The Tribesmen, by contrast, really lacked leaders at this key time. Conroy went completely out of the game, Comer was well shackled ‘till the end and Brannigan, such a livewire all spring, was utterly anonymous pretty much all day.
In what proved to be as counter-productive as it was pointless, Galway went all he-man in the final quarter, repeatedly playing man rather than ball. What they needed then was the rapier rather than the bludgeon and Dublin, doubtless disbelieving their good fortune, were more than happy for the contest to veer in an earthy direction.
At the finish, Dublin were comfortable enough four-point winners. Galway could, and should, have made a better fist of things with the extra man. But, once again, victory in Croke Park was beyond them and this time they definitely left a win – and a national title – behind them at HQ.
From our perspective, I came away from Croke Park in better mood about our chances next month than I’d gone in. Galway will, of course, be a handful for us at MacHale Park and they could well inflict a third successive championship defeat on us. Not least because we’ve a load to sort ourselves after another up and down League while Galway will be primed to peak in mid-May.

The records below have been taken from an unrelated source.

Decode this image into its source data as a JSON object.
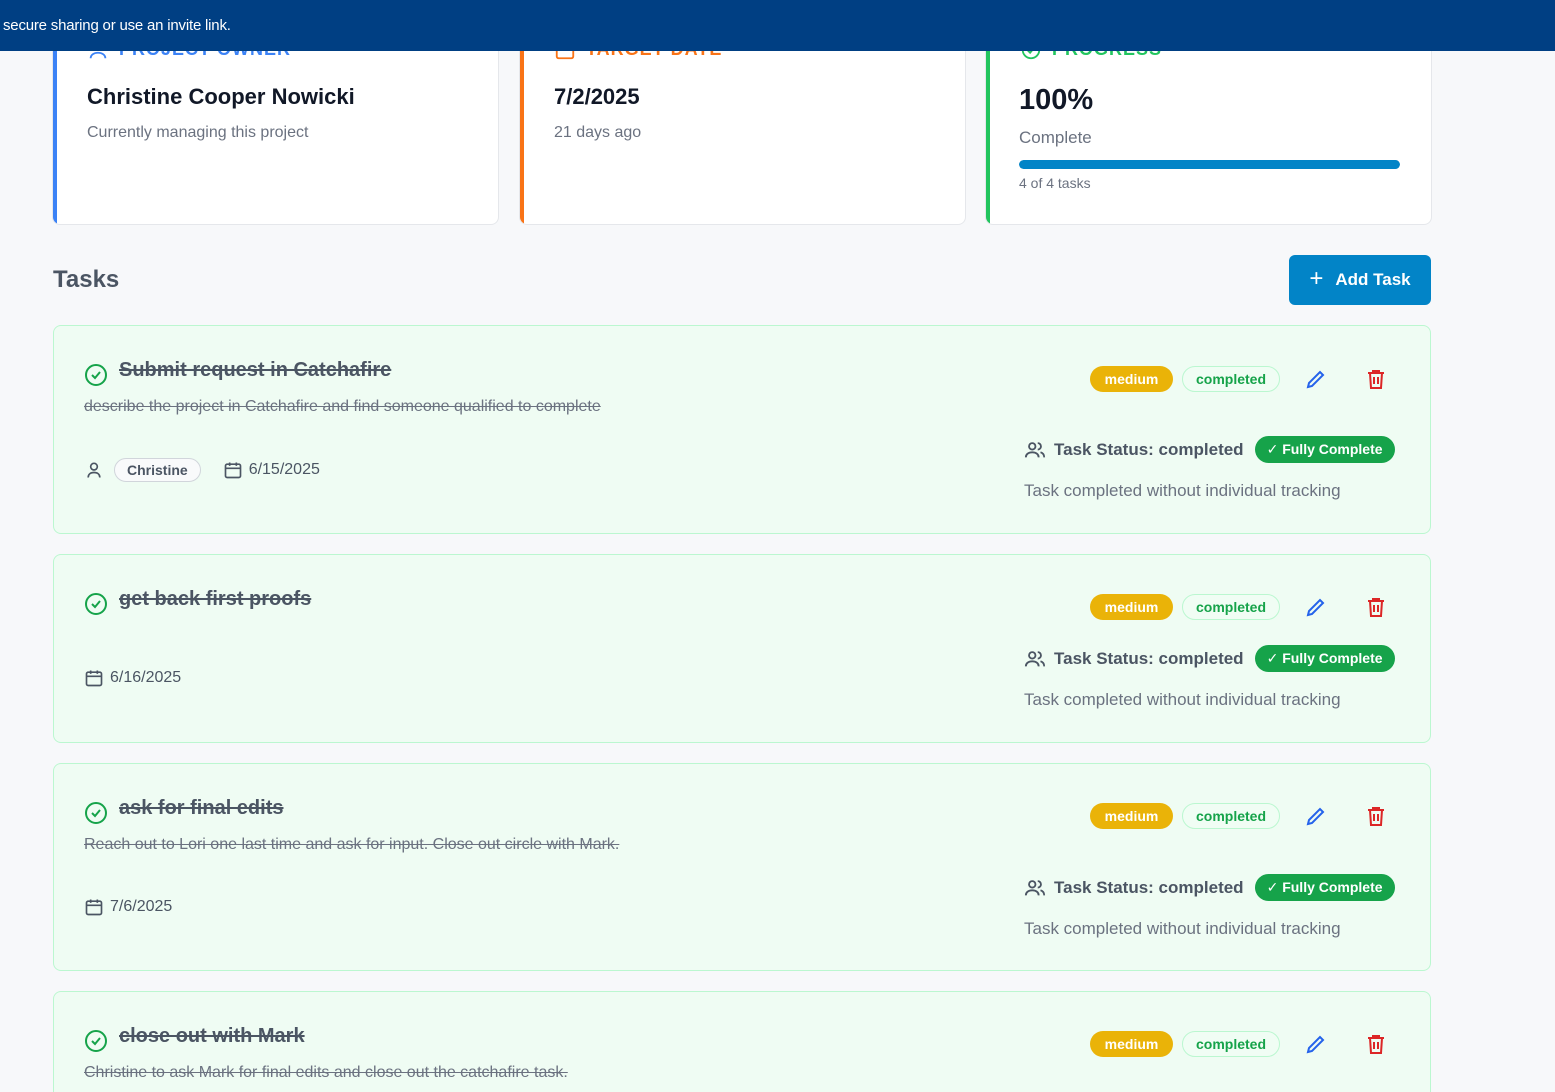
{
  "banner": {
    "text": "secure sharing or use an invite link."
  },
  "colors": {
    "owner_accent": "#3b82f6",
    "date_accent": "#f97316",
    "progress_accent": "#22c55e",
    "primary": "#0284c7"
  },
  "cards": {
    "owner": {
      "label": "PROJECT OWNER",
      "name": "Christine Cooper Nowicki",
      "sub": "Currently managing this project",
      "icon": "user-icon"
    },
    "target": {
      "label": "TARGET DATE",
      "date": "7/2/2025",
      "sub": "21 days ago",
      "icon": "calendar-icon"
    },
    "progress": {
      "label": "PROGRESS",
      "percent_text": "100%",
      "percent_value": 100,
      "complete_label": "Complete",
      "count": "4 of 4 tasks",
      "icon": "circle-check-icon"
    }
  },
  "tasks_section": {
    "heading": "Tasks",
    "add_button": "Add Task"
  },
  "tasks": [
    {
      "title": "Submit request in Catchafire",
      "description": "describe the project in Catchafire and find someone qualified to complete",
      "assignee": "Christine",
      "due": "6/15/2025",
      "priority": "medium",
      "status": "completed",
      "task_status": "Task Status: completed",
      "complete_badge": "✓ Fully Complete",
      "note": "Task completed without individual tracking"
    },
    {
      "title": "get back first proofs",
      "description": "",
      "assignee": "",
      "due": "6/16/2025",
      "priority": "medium",
      "status": "completed",
      "task_status": "Task Status: completed",
      "complete_badge": "✓ Fully Complete",
      "note": "Task completed without individual tracking"
    },
    {
      "title": "ask for final edits",
      "description": "Reach out to Lori one last time and ask for input. Close out circle with Mark.",
      "assignee": "",
      "due": "7/6/2025",
      "priority": "medium",
      "status": "completed",
      "task_status": "Task Status: completed",
      "complete_badge": "✓ Fully Complete",
      "note": "Task completed without individual tracking"
    },
    {
      "title": "close out with Mark",
      "description": "Christine to ask Mark for final edits and close out the catchafire task.",
      "assignee": "",
      "due": "",
      "priority": "medium",
      "status": "completed",
      "task_status": "",
      "complete_badge": "",
      "note": ""
    }
  ]
}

But, you know, I’m not convinced they’re the coming thing or anything approaching it. Sure, they’ve got plenty of exciting talent but they’ve still got the likes of Bradshaw, O’Donnell, Conroy and Armstrong in their ranks – players who know plenty about getting scorched by the Green and Red.
Today they were presented with a gilt-edged opportunity not just to beat Dublin and win the National Football League but, in doing so, to defeat at the first opportunity in a decider a team that we, despite running the Jacks so close in finals so often, have never been able to get the better of. But it was an opportunity they spurned in a rather ham-fisted way and so all they’ve got to show for their day’s work is a defeat to end what was otherwise a very positive League campaign for them.

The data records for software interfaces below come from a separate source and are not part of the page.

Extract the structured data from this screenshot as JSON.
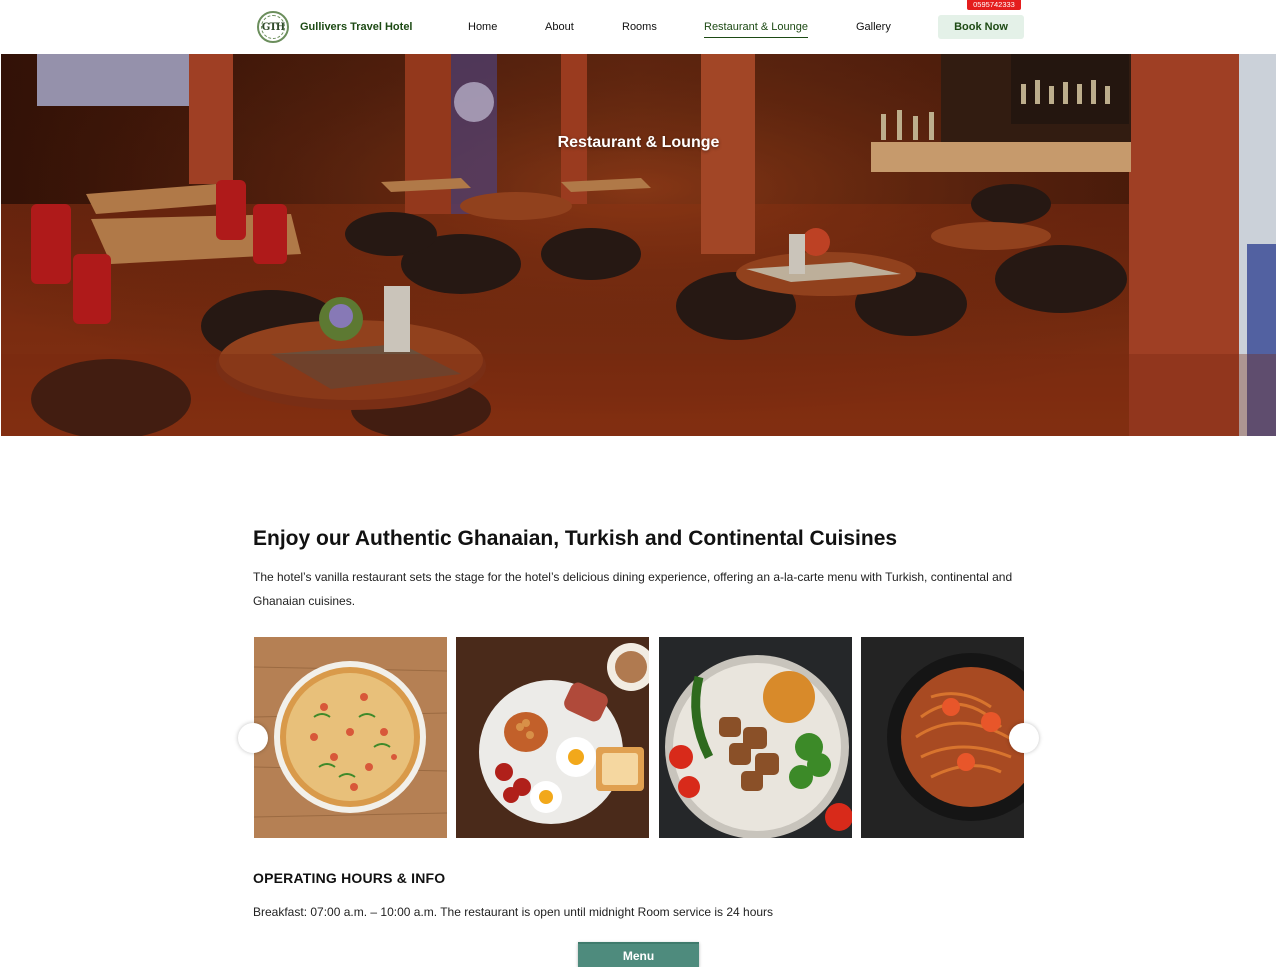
{
  "brand": {
    "name": "Gullivers Travel Hotel",
    "logo_text": "GTH"
  },
  "nav": {
    "items": [
      {
        "label": "Home"
      },
      {
        "label": "About"
      },
      {
        "label": "Rooms"
      },
      {
        "label": "Restaurant & Lounge",
        "active": true
      },
      {
        "label": "Gallery"
      }
    ],
    "book_label": "Book Now",
    "phone": "0595742333"
  },
  "hero": {
    "title": "Restaurant & Lounge"
  },
  "content": {
    "heading": "Enjoy our Authentic Ghanaian, Turkish and Continental Cuisines",
    "description": "The hotel’s vanilla restaurant sets the stage for the hotel’s delicious dining experience, offering an a-la-carte menu with Turkish, continental and Ghanaian cuisines."
  },
  "carousel": {
    "slides": [
      {
        "icon": "pizza-image"
      },
      {
        "icon": "breakfast-image"
      },
      {
        "icon": "kebab-image"
      },
      {
        "icon": "seafood-pasta-image"
      }
    ]
  },
  "hours": {
    "title": "OPERATING HOURS & INFO",
    "text": "Breakfast: 07:00 a.m. – 10:00 a.m. The restaurant is open until midnight Room service is 24 hours"
  },
  "menu_button": {
    "label": "Menu"
  },
  "colors": {
    "brand_green": "#1d4a14",
    "book_bg": "#e4f1e8",
    "phone_red": "#e41e1e",
    "menu_teal": "#4e8b7d"
  }
}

Dublin will, no doubt, be delighted with their day’s work. A long way from full strength and finding themselves in a contest that appeared to be leaking away from them, they steadied themselves well and, once again, figured out how to grab a win and, with it, another League title. You’d have to admit that, on today’s evidence, they look far from sated.
A quick word about the Rossies, who won a rather madcap Division Two final, beating Cavan by 4-16 to 4-12. It was point-scoring by the Connacht champions that kept them afloat in the first half (Cavan retired at the break with an improbable tally of 3-2 to their credit while Roscommon had twelve points) but when they started to bang in the goals themselves after the break they soon got on top.

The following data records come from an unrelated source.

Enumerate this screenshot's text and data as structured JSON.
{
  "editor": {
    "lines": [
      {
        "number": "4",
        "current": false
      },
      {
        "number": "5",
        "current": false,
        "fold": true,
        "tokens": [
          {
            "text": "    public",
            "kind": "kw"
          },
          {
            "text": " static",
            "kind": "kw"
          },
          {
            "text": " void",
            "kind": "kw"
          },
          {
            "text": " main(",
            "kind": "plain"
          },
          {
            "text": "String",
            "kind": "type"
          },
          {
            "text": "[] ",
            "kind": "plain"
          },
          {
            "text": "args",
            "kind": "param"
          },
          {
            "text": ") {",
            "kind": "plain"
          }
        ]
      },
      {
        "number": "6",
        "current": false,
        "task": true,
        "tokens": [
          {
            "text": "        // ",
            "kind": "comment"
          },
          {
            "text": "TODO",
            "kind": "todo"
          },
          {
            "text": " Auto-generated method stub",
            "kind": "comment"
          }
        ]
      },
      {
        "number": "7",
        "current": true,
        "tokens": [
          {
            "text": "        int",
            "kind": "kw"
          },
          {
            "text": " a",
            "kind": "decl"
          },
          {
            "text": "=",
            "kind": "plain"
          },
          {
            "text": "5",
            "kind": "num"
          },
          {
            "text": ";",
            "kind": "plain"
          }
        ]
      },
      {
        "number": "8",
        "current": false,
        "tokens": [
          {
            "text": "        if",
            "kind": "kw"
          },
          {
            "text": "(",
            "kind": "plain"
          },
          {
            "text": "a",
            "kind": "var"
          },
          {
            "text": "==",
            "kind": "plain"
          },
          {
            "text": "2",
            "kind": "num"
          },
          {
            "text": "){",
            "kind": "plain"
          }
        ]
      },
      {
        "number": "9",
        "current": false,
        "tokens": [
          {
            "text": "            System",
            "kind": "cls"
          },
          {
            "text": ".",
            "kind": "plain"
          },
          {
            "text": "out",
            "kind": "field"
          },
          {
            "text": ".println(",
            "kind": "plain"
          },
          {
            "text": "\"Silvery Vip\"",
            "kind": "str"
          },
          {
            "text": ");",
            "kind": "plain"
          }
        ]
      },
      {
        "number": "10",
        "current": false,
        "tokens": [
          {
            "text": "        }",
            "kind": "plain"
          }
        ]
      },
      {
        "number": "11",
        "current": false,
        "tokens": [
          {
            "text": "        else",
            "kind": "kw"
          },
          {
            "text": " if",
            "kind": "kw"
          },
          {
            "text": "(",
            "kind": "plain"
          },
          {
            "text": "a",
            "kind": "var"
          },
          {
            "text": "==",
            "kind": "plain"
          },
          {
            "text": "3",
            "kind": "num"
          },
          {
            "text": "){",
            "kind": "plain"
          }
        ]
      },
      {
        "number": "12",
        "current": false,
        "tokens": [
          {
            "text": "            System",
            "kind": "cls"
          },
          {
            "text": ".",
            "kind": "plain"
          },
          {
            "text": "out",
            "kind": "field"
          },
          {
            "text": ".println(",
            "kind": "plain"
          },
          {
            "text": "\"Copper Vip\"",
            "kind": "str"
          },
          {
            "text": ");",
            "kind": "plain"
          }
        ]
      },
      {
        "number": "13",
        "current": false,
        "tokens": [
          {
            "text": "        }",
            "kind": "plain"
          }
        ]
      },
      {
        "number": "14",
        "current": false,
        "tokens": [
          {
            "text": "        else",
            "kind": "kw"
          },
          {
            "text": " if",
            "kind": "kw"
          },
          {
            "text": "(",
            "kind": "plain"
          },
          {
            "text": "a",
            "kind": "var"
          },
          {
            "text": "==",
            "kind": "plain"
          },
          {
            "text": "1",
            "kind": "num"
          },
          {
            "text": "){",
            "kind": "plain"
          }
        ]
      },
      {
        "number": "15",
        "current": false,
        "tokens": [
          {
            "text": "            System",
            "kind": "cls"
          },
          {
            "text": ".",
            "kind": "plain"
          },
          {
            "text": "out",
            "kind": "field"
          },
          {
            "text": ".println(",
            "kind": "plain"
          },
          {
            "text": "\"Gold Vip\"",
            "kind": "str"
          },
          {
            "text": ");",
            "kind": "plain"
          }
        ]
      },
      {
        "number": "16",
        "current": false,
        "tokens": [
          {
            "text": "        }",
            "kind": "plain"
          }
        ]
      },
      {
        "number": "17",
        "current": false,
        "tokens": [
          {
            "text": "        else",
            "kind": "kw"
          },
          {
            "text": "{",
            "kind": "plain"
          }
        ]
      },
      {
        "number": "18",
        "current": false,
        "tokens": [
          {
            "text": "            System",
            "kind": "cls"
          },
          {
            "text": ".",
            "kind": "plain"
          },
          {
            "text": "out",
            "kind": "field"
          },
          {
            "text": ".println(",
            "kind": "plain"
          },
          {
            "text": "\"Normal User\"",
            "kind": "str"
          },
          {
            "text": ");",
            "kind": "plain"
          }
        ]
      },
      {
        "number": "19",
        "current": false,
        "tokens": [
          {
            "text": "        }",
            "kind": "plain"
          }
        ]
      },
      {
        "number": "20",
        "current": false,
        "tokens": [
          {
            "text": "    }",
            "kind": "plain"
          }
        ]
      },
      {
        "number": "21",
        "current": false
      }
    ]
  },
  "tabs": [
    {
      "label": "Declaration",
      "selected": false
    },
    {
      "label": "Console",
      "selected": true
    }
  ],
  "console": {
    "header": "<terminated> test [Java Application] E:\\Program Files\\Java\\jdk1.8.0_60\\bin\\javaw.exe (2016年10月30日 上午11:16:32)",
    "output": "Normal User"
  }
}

A fourth Cavan goal brought the match back to boiling point but Roscommon’s fourth at the other end, a defence-splitting pass finding sub Cathal Cregg who finished coolly, effectively decided the contest in the Westerners’ favour.
Roscommon will be well pleased, I reckon, with their return from this year’s League. Back in Division One at the first time of asking, back as Division Two champions to boot, they’ve recovered well from the traumatic end they suffered to 2017.
They’ll head into summer – and that grand, soft draw in Connacht that they’ve once again been handed – in good spirits. They still have issues – their defence, on today’s evidence at least, looks a bit porous and midfield looks no better this year than it did last year.
But the Rossies have heart and guts in abundance – qualities, you’d have to say, that Galway didn’t exhibit too much of in the Division One final – and they’ll head into the championship knowing that the Super 8s are well within reach for them. Today’s win won’t do their confidence any damage either.
The more pressing question for us, though, is what impact today’s defeat will have on Galway. Soon enough we’ll have our answer to that one.
Post-match audio report: